This blog is not about a movie with the similar title. It is about the weddings and funerals we have on our ‘plate’ right now.
In Kenya, weddings are a community project. So are funerals. In a church family, it means that everyone is involved in planning, participating, traveling, and also in giving. Weddings and funerals both cost a lot of money. Most people do NOT have an insurance package for such events, or a savings account to draw from, or even a hefty income that can be channeled toward the expenses. So everyone pitches in with contributions and donations.
Part of me does not at all like the fact that each of these events comes along with its own fundraising campaign. It becomes tiresome and draining. But that is a very western, individualistic way of thinking.
The differences around how these events are handled would be as good of a study as any other on the stark cultural contrasts between these two worlds to which I belong (both at the same time?)
But we’re not doing a cultural study now — writing about African funeral traditions would require a whole book. Yet as I write, DOVE Nairobi will have 3 weddings within 2 months. On the side of funerals, we lost our member Mary Wanjiru to a short illness late in March. This week alone, five congregants have lost a close family member (moms, dads, brothers-in-law). That includes our own brother-in-law.
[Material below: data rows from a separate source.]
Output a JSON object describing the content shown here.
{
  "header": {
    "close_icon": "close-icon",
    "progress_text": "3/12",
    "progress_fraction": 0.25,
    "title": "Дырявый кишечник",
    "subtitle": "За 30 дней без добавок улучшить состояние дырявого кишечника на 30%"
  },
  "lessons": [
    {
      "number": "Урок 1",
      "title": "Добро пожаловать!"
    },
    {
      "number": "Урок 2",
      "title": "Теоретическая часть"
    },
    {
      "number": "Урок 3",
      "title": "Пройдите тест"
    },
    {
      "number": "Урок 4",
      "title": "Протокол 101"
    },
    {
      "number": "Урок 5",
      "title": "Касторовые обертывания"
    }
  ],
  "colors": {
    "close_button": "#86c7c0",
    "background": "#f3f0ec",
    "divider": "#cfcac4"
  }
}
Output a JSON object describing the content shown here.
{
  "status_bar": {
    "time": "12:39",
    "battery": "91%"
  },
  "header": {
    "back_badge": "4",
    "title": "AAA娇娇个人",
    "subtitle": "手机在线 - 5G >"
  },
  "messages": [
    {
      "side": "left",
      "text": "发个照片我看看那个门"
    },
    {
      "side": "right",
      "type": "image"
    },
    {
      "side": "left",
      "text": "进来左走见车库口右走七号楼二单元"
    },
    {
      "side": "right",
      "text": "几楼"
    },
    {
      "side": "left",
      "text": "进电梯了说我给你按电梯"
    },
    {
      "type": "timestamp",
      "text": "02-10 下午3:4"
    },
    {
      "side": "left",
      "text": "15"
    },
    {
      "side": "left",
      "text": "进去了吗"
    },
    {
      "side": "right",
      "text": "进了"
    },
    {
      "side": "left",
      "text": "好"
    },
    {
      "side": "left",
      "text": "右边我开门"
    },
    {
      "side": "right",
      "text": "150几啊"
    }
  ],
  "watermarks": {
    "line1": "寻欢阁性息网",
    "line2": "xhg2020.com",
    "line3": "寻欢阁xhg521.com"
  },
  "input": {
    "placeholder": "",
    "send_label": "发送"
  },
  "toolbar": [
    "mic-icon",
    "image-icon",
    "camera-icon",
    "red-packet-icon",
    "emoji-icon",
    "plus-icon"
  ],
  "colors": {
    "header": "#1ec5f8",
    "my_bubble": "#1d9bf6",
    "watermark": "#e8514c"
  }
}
So needless to say, we are full to overflowing with grieving, celebrating, planning and . . . fund raising!! While it feels like such a strain – too much to handle – it is also a time when the meaning of family, of community, of belonging to one another and of sharing one another’s joys as well as burdens, becomes powerfully real.
I wonder what all that looked like in Acts Chapter 2 days.